- **Items listed in a dataset**:
————————

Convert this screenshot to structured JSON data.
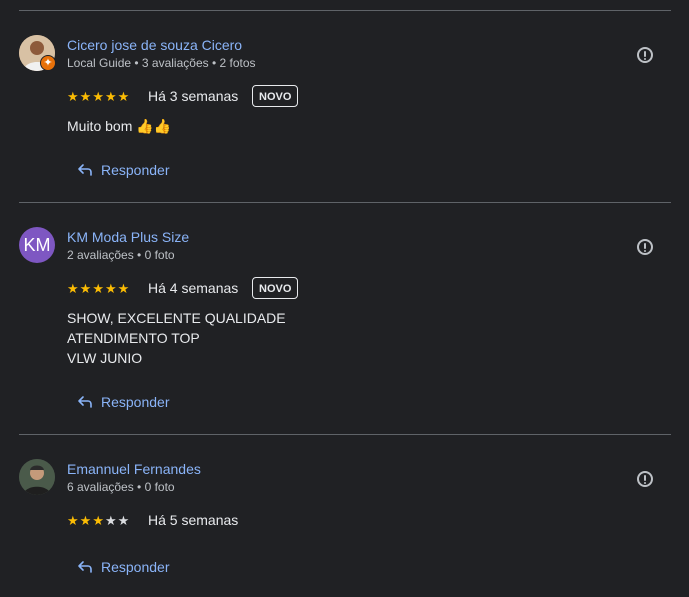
{
  "reviews": [
    {
      "name": "Cicero jose de souza Cicero",
      "meta": "Local Guide • 3 avaliações • 2 fotos",
      "rating": 5,
      "time": "Há 3 semanas",
      "badge": "NOVO",
      "text_lines": [
        "Muito bom 👍👍"
      ],
      "reply_label": "Responder",
      "avatar_icon": "user-photo-icon",
      "local_guide_badge_icon": "local-guide-badge-icon"
    },
    {
      "name": "KM Moda Plus Size",
      "meta": "2 avaliações • 0 foto",
      "rating": 5,
      "time": "Há 4 semanas",
      "badge": "NOVO",
      "text_lines": [
        "SHOW, EXCELENTE QUALIDADE",
        "ATENDIMENTO TOP",
        "VLW JUNIO"
      ],
      "reply_label": "Responder",
      "avatar_initials": "KM",
      "avatar_color": "#7e57c2"
    },
    {
      "name": "Emannuel Fernandes",
      "meta": "6 avaliações • 0 foto",
      "rating": 3,
      "time": "Há 5 semanas",
      "text_lines": [],
      "reply_label": "Responder",
      "avatar_icon": "user-photo-icon"
    }
  ],
  "colors": {
    "background": "#202124",
    "link": "#8ab4f8",
    "star_on": "#fbbc04",
    "star_off": "#dadce0",
    "divider": "#5f6368"
  }
}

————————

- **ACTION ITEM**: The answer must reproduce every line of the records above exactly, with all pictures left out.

- **WRITTEN ANSWER**:
Convert this screenshot to structured JSON data.
{
  "reviews": [
    {
      "name": "Cicero jose de souza Cicero",
      "meta": "Local Guide • 3 avaliações • 2 fotos",
      "rating": 5,
      "time": "Há 3 semanas",
      "badge": "NOVO",
      "text_lines": [
        "Muito bom 👍👍"
      ],
      "reply_label": "Responder",
      "avatar_icon": "user-photo-icon",
      "local_guide_badge_icon": "local-guide-badge-icon"
    },
    {
      "name": "KM Moda Plus Size",
      "meta": "2 avaliações • 0 foto",
      "rating": 5,
      "time": "Há 4 semanas",
      "badge": "NOVO",
      "text_lines": [
        "SHOW, EXCELENTE QUALIDADE",
        "ATENDIMENTO TOP",
        "VLW JUNIO"
      ],
      "reply_label": "Responder",
      "avatar_initials": "KM",
      "avatar_color": "#7e57c2"
    },
    {
      "name": "Emannuel Fernandes",
      "meta": "6 avaliações • 0 foto",
      "rating": 3,
      "time": "Há 5 semanas",
      "text_lines": [],
      "reply_label": "Responder",
      "avatar_icon": "user-photo-icon"
    }
  ],
  "colors": {
    "background": "#202124",
    "link": "#8ab4f8",
    "star_on": "#fbbc04",
    "star_off": "#dadce0",
    "divider": "#5f6368"
  }
}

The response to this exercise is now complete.